Here’s a word problem for you…
There are more than 200,000 students in middle school in New York City.
And they are sitting in about 8,000 different math classes.
If 46% of them are one year behind their grade level, and if another 14% are at least two or more years behind, and if 57% of all these students also have trouble reading (which makes doing word problems extra hard), and if 100% of all teachers have to bring them up to grade level by the end of the year, the question is:
What can you make to help teachers support students catch up?
Welcome to the challenge!
The majority of middle school students are behind in their math skills, so teaching at grade level to a whole class can be challenging.
And that’s not trivial.
The skills students acquire in middle school math are fundamental for other subjects for their next years in school, and for their future. Not mastering these core skills now affects students down the road.
What makes it more complex is – it’s not just about math skills.
The reasons for the gap are varied: some kids struggle with language or literacy, some don’t see the relevance of math to their world, and others are so far behind that they don’t even try to engage.
And this isn’t only about the students. Teachers face many constraints when it comes to addressing the gap.
Teachers struggle to find time to connect with one another, let alone research new solutions. And given how hard it is to prepare lessons for a class with significant differences in skill level and motivation, even basic lesson planning can be a challenge. To top it all off, Common Core standards are new for everyone.
But there are many opportunities to create solutions.
Which is where you come in. Help teachers help kids catch up.
What schools need are apps that close the gaps. Gap Apps.
We’re calling them Gap Apps for a reason: with so much to do, and so many needs to address, there simply isn’t one silver bullet that will address everything. It’s about finding the places where you feel most inspired and best able to help.

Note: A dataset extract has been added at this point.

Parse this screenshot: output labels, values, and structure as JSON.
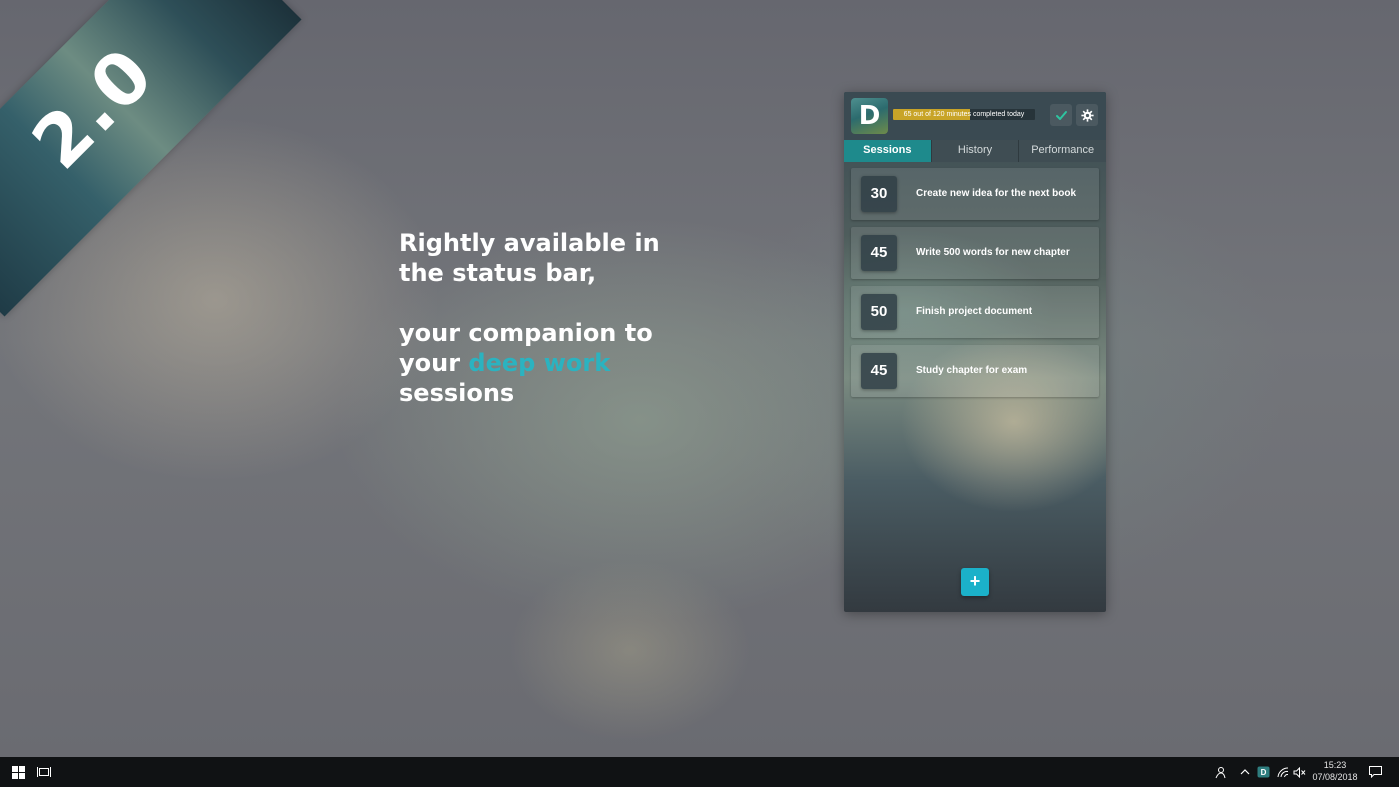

Some apps might be used with teachers and students in the classroom. Others may not directly touch the students at all – they might simply help a teacher better manage time, or collaborate with a colleague.
Ready to help? Click here for a few ideas of ways to get started on your Gap App.